    Children are not created negative. Negativism is a learned behavior. I have always cautioned parents to speak positively about school in front of their children. If you had bad experiences in school, it is very easy to transfer that feeling to your children. If you have a concern with school – nearly everyone does at some time or another, don’t share that with your child. It is an adult issue. You certainly should advocate for your child, it is your absolute responsibility and you do have expertise to share; however, it needs to be done privately with your child’s teacher and principal.Be careful not to be a ‘helicopter parent’ who hovers over your child. If you volunteer in your child’s room, make sure you deal with other children not just your own. Emphasize your sense of humor…learning is fun and the classroom needs to be filled with laughter. Worrying about your child is normal parental behavior, but remember your child is far more resilient than you think. It is common to feel, “the world is so big and my child is so small”. That well may be true but most of us manage quite well with positive support.Get to know your child’s teacher on a first name basis. Look at what challenges them in the classroom. Those things would challenge you too if you were teaching there. What could you say or do to support them in this often thankless job? They will likely remember your support when they see your child.
  3. Child arrives at school fearful. 
    You can expect the first day of class to be stressful for your child. We all fear the unknown. You will have to project calm and confidence and be filled with reassurance that ‘things will be just fine’ even when you are fearful on the inside. Your child needs to know you will be there at the end of the day.
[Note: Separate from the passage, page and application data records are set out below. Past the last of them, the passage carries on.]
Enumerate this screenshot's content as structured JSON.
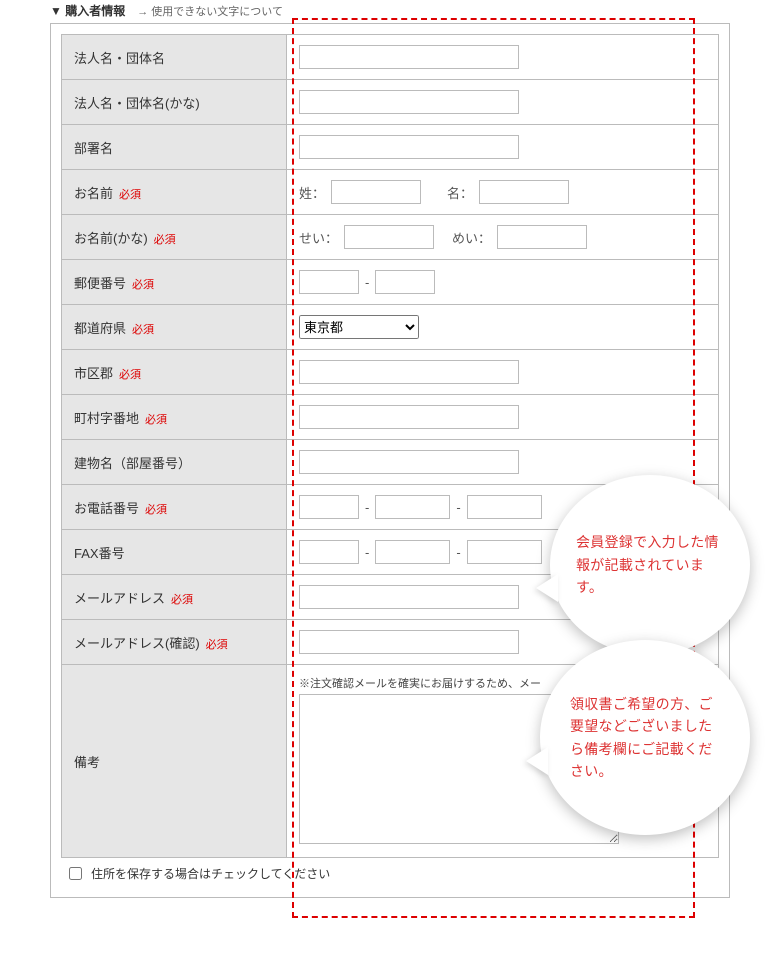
{
  "header": {
    "title": "▼ 購入者情報",
    "char_link": "→ 使用できない文字について"
  },
  "required_label": "必須",
  "rows": {
    "corp_name": {
      "label": "法人名・団体名"
    },
    "corp_name_kana": {
      "label": "法人名・団体名(かな)"
    },
    "dept": {
      "label": "部署名"
    },
    "name": {
      "label": "お名前",
      "req": true,
      "sei": "姓：",
      "mei": "名："
    },
    "name_kana": {
      "label": "お名前(かな)",
      "req": true,
      "sei": "せい：",
      "mei": "めい："
    },
    "postal": {
      "label": "郵便番号",
      "req": true,
      "sep": "-"
    },
    "pref": {
      "label": "都道府県",
      "req": true,
      "selected": "東京都"
    },
    "city": {
      "label": "市区郡",
      "req": true
    },
    "street": {
      "label": "町村字番地",
      "req": true
    },
    "building": {
      "label": "建物名（部屋番号）"
    },
    "tel": {
      "label": "お電話番号",
      "req": true,
      "sep": "-"
    },
    "fax": {
      "label": "FAX番号",
      "sep": "-"
    },
    "email": {
      "label": "メールアドレス",
      "req": true
    },
    "email2": {
      "label": "メールアドレス(確認)",
      "req": true
    },
    "remarks": {
      "label": "備考",
      "note": "※注文確認メールを確実にお届けするため、メー"
    }
  },
  "save_address_label": "住所を保存する場合はチェックしてください",
  "bubbles": {
    "b1": "会員登録で入力した情報が記載されています。",
    "b2": "領収書ご希望の方、ご要望などございましたら備考欄にご記載ください。"
  }
}
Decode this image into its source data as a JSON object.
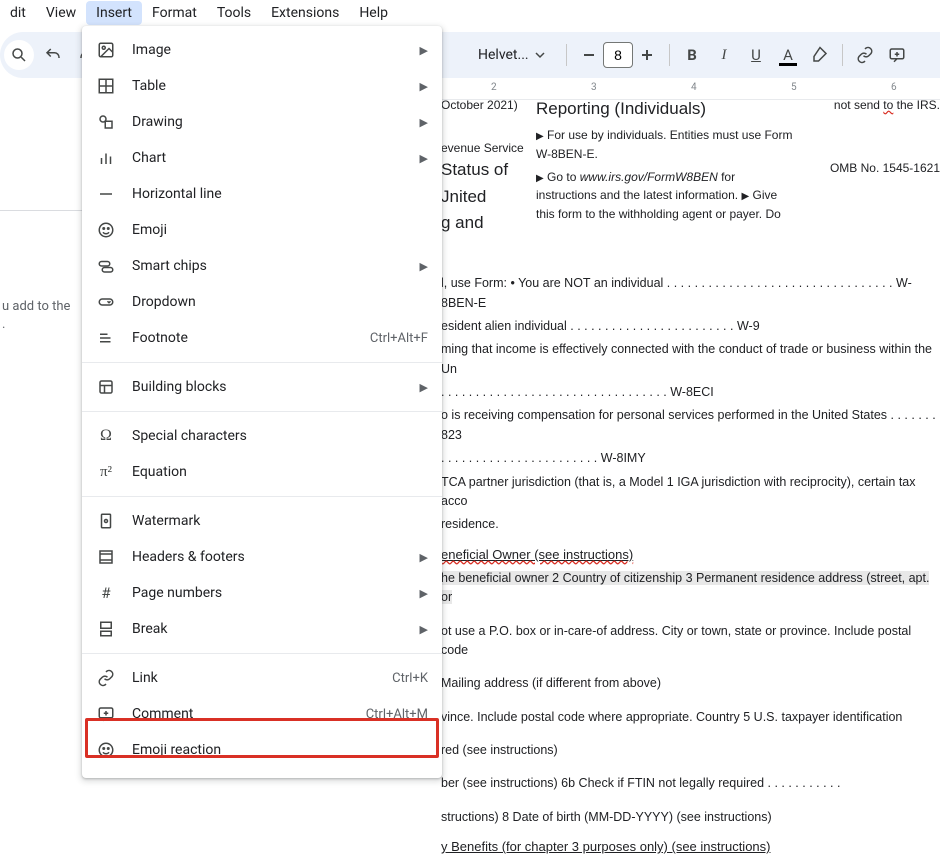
{
  "menubar": {
    "items": [
      "dit",
      "View",
      "Insert",
      "Format",
      "Tools",
      "Extensions",
      "Help"
    ],
    "active_index": 2
  },
  "toolbar": {
    "font_name": "Helvet...",
    "font_size": "8"
  },
  "ruler": {
    "ticks": [
      "2",
      "3",
      "4",
      "5",
      "6"
    ]
  },
  "sidebar_hint": {
    "line1": "u add to the",
    "line2": "."
  },
  "dropdown": {
    "items": [
      {
        "icon": "image-icon",
        "label": "Image",
        "arrow": true
      },
      {
        "icon": "table-icon",
        "label": "Table",
        "arrow": true
      },
      {
        "icon": "drawing-icon",
        "label": "Drawing",
        "arrow": true
      },
      {
        "icon": "chart-icon",
        "label": "Chart",
        "arrow": true
      },
      {
        "icon": "hr-icon",
        "label": "Horizontal line"
      },
      {
        "icon": "emoji-icon",
        "label": "Emoji"
      },
      {
        "icon": "chips-icon",
        "label": "Smart chips",
        "arrow": true
      },
      {
        "icon": "dropdown-icon",
        "label": "Dropdown"
      },
      {
        "icon": "footnote-icon",
        "label": "Footnote",
        "shortcut": "Ctrl+Alt+F"
      },
      {
        "sep": true
      },
      {
        "icon": "blocks-icon",
        "label": "Building blocks",
        "arrow": true
      },
      {
        "sep": true
      },
      {
        "icon": "omega-icon",
        "label": "Special characters"
      },
      {
        "icon": "pi-icon",
        "label": "Equation"
      },
      {
        "sep": true
      },
      {
        "icon": "watermark-icon",
        "label": "Watermark"
      },
      {
        "icon": "headers-icon",
        "label": "Headers & footers",
        "arrow": true
      },
      {
        "icon": "pagenum-icon",
        "label": "Page numbers",
        "arrow": true
      },
      {
        "icon": "break-icon",
        "label": "Break",
        "arrow": true
      },
      {
        "sep": true
      },
      {
        "icon": "link-icon",
        "label": "Link",
        "shortcut": "Ctrl+K"
      },
      {
        "icon": "comment-icon",
        "label": "Comment",
        "shortcut": "Ctrl+Alt+M"
      },
      {
        "icon": "emoji-reaction-icon",
        "label": "Emoji reaction"
      }
    ]
  },
  "doc": {
    "rev": "October 2021)",
    "dept": "evenue Service",
    "status1": "Status of",
    "status2": "Jnited",
    "status3": "g and",
    "reporting_title": "Reporting (Individuals)",
    "use_line": "For use by individuals. Entities must use Form W-8BEN-E.",
    "goto1": "Go to ",
    "goto_url": "www.irs.gov/FormW8BEN",
    "goto2": " for instructions and the latest information.",
    "give": "Give this form to the withholding agent or payer. Do",
    "not_send": "not send to the IRS.",
    "omb": "OMB No. 1545-1621",
    "useform": "l, use Form:  • You are NOT an individual . . . . . . . . . . . . . . . . . . . . . . . . . . . . . . . . . W-8BEN-E",
    "resident": "esident alien individual . . . . . . . . . . . . . . . . . . . . . . . . W-9",
    "claiming": "ming that income is effectively connected with the conduct of trade or business within the Un",
    "eci": ". . . . . . . . . . . . . . . . . . . . . . . . . . . . . . . . . W-8ECI",
    "comp": "o is receiving compensation for personal services performed in the United States . . . . . . . 823",
    "imy": ". . . . . . . . . . . . . . . . . . . . . . . W-8IMY",
    "tca": "TCA partner jurisdiction (that is, a Model 1 IGA jurisdiction with reciprocity), certain tax acco",
    "residence": "residence.",
    "sec_owner": "eneficial Owner (see instructions)",
    "owner_line": "he beneficial owner 2 Country of citizenship 3 Permanent residence address (street, apt. or",
    "pobox": "ot use a P.O. box or in-care-of address.  City or town, state or province. Include postal code",
    "mailing": "Mailing address (if different from above)",
    "province": "vince. Include postal code where appropriate. Country 5 U.S. taxpayer identification",
    "required": "red (see instructions)",
    "ftin": "ber (see instructions) 6b Check if FTIN not legally required . . . . . . . . . . .",
    "dob": "structions) 8 Date of birth (MM-DD-YYYY) (see instructions)",
    "sec_benefits": "y Benefits (for chapter 3 purposes only) (see instructions)"
  }
}
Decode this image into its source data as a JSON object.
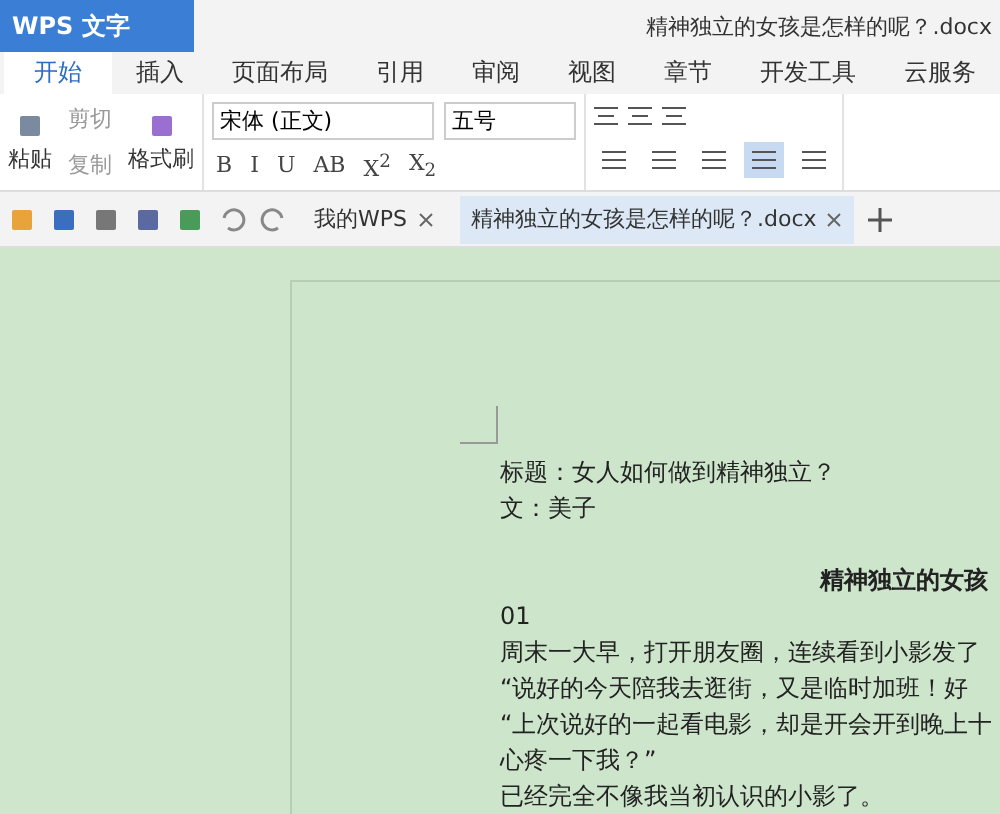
{
  "title_bar": {
    "app_name": "WPS 文字",
    "document_title": "精神独立的女孩是怎样的呢？.docx"
  },
  "menu_tabs": [
    {
      "label": "开始",
      "selected": true
    },
    {
      "label": "插入",
      "selected": false
    },
    {
      "label": "页面布局",
      "selected": false
    },
    {
      "label": "引用",
      "selected": false
    },
    {
      "label": "审阅",
      "selected": false
    },
    {
      "label": "视图",
      "selected": false
    },
    {
      "label": "章节",
      "selected": false
    },
    {
      "label": "开发工具",
      "selected": false
    },
    {
      "label": "云服务",
      "selected": false
    }
  ],
  "clipboard": {
    "paste": "粘贴",
    "cut": "剪切",
    "copy": "复制",
    "format_painter": "格式刷"
  },
  "font": {
    "family": "宋体 (正文)",
    "size": "五号",
    "styles": [
      "B",
      "I",
      "U",
      "AB",
      "X$^{2}$",
      "X$_{2}$"
    ]
  },
  "alignment": [
    {
      "selected": false
    },
    {
      "selected": false
    },
    {
      "selected": false
    },
    {
      "selected": true
    },
    {
      "selected": false
    }
  ],
  "doc_tabs": [
    {
      "label": "我的WPS",
      "selected": false
    },
    {
      "label": "精神独立的女孩是怎样的呢？.docx",
      "selected": true
    }
  ],
  "document": {
    "lines": [
      {
        "kind": "plain",
        "text": "标题：女人如何做到精神独立？"
      },
      {
        "kind": "plain",
        "text": "文：美子"
      },
      {
        "kind": "heading",
        "text": "精神独立的女孩"
      },
      {
        "kind": "plain",
        "text": "01"
      },
      {
        "kind": "plain",
        "text": "周末一大早，打开朋友圈，连续看到小影发了"
      },
      {
        "kind": "plain",
        "text": "“说好的今天陪我去逛街，又是临时加班！好"
      },
      {
        "kind": "plain",
        "text": "“上次说好的一起看电影，却是开会开到晚上十"
      },
      {
        "kind": "plain",
        "text": "心疼一下我？”"
      },
      {
        "kind": "plain",
        "text": "已经完全不像我当初认识的小影了。"
      }
    ]
  }
}
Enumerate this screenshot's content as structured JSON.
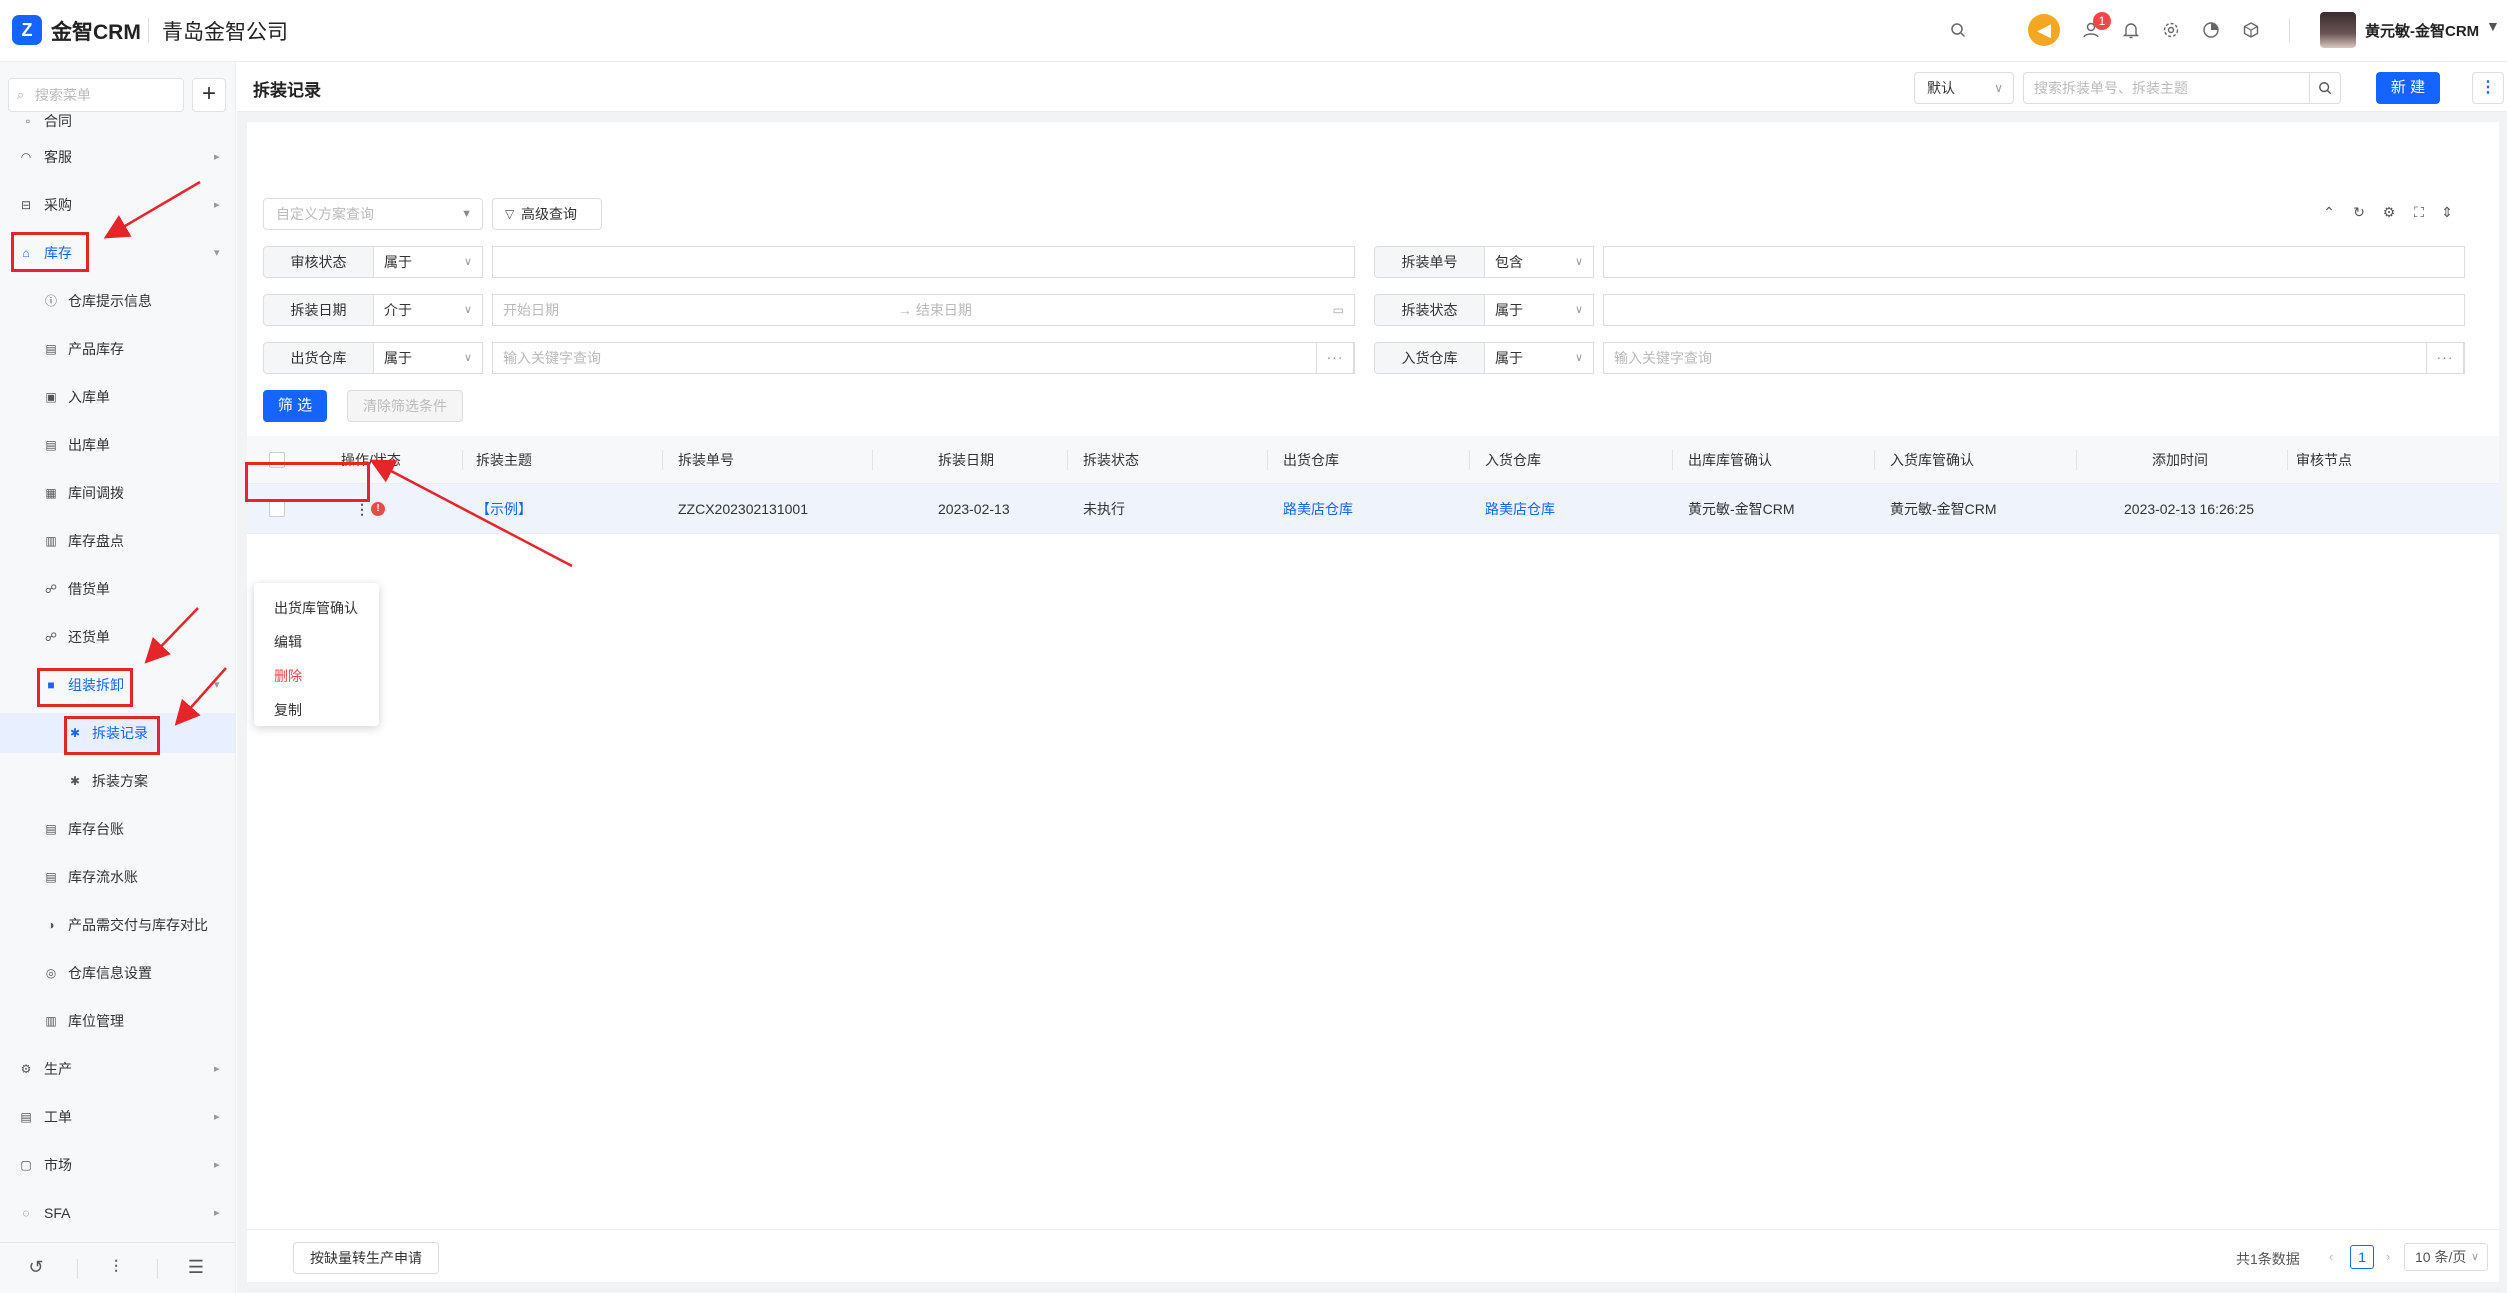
{
  "header": {
    "logo_glyph": "Z",
    "app_name": "金智CRM",
    "company": "青岛金智公司",
    "notification_count": "1",
    "user_name": "黄元敏-金智CRM",
    "icons": [
      "search-icon",
      "broadcast-icon",
      "contacts-icon",
      "bell-icon",
      "gear-icon",
      "pie-chart-icon",
      "box-icon"
    ]
  },
  "sidebar": {
    "search_placeholder": "搜索菜单",
    "add_label": "+",
    "top_clipped": "合同",
    "items": [
      {
        "label": "客服"
      },
      {
        "label": "采购"
      },
      {
        "label": "库存"
      },
      {
        "label": "仓库提示信息"
      },
      {
        "label": "产品库存"
      },
      {
        "label": "入库单"
      },
      {
        "label": "出库单"
      },
      {
        "label": "库间调拨"
      },
      {
        "label": "库存盘点"
      },
      {
        "label": "借货单"
      },
      {
        "label": "还货单"
      },
      {
        "label": "组装拆卸"
      },
      {
        "label": "拆装记录"
      },
      {
        "label": "拆装方案"
      },
      {
        "label": "库存台账"
      },
      {
        "label": "库存流水账"
      },
      {
        "label": "产品需交付与库存对比"
      },
      {
        "label": "仓库信息设置"
      },
      {
        "label": "库位管理"
      },
      {
        "label": "生产"
      },
      {
        "label": "工单"
      },
      {
        "label": "市场"
      },
      {
        "label": "SFA"
      }
    ]
  },
  "page": {
    "title": "拆装记录",
    "view_select": "默认",
    "search_placeholder": "搜索拆装单号、拆装主题",
    "new_button": "新 建",
    "more_button": "⋮"
  },
  "filters": {
    "scheme_placeholder": "自定义方案查询",
    "advanced_query": "高级查询",
    "rows": [
      {
        "label": "审核状态",
        "op": "属于",
        "value": ""
      },
      {
        "label": "拆装单号",
        "op": "包含",
        "value": ""
      },
      {
        "label": "拆装日期",
        "op": "介于",
        "start": "开始日期",
        "end": "结束日期"
      },
      {
        "label": "拆装状态",
        "op": "属于",
        "value": ""
      },
      {
        "label": "出货仓库",
        "op": "属于",
        "placeholder": "输入关键字查询"
      },
      {
        "label": "入货仓库",
        "op": "属于",
        "placeholder": "输入关键字查询"
      }
    ],
    "date_arrow": "→",
    "dots": "···",
    "filter_button": "筛 选",
    "clear_button": "清除筛选条件"
  },
  "table": {
    "columns": [
      "操作/状态",
      "拆装主题",
      "拆装单号",
      "拆装日期",
      "拆装状态",
      "出货仓库",
      "入货仓库",
      "出库库管确认",
      "入货库管确认",
      "添加时间",
      "审核节点"
    ],
    "rows": [
      {
        "subject": "【示例】",
        "number": "ZZCX202302131001",
        "date": "2023-02-13",
        "status": "未执行",
        "out_warehouse": "路美店仓库",
        "in_warehouse": "路美店仓库",
        "out_confirm": "黄元敏-金智CRM",
        "in_confirm": "黄元敏-金智CRM",
        "added": "2023-02-13 16:26:25",
        "node": ""
      }
    ]
  },
  "row_menu": {
    "items": [
      "出货库管确认",
      "编辑",
      "删除",
      "复制"
    ]
  },
  "footer": {
    "batch_button": "按缺量转生产申请",
    "total": "共1条数据",
    "page": "1",
    "page_size": "10 条/页"
  },
  "colors": {
    "accent": "#1664ff",
    "annotation": "#e5252a",
    "danger": "#f04848"
  }
}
Take time to ask them how their day went and listen. Maybe some special celebration is in order when they come home that first day, or most any day for that matter.One thing that tends to leave a scar on the child’s very soul is perfectionism. It is okay for kids to mess things up – it is beyond okay – it is normal. Mistakes can be celebrated as an effort for trying. If your expectations for your child are unreasonably high, they will affect the spirit of your child. The will of your child may be strong, but their spirit is made of eggshells and can be easily crushed. They need encouragement and support. There is a common myth out there that tells us that the most important thing is that children excel in academics at school. It is a myth. Often the average person academically out performs the intellectual giant because we are integrated social people and need to be in touch with our social, emotional, and spiritual sides just as much as academics. I have found unrealistic academic expectations to hinder holistic development of the child. No child can be great at everything, but every child can be good at something. You have the opportunity to find that something and accentuate it for your child’s sake.
    You have done a lot of hard work with your child, so send them off to school with confidence.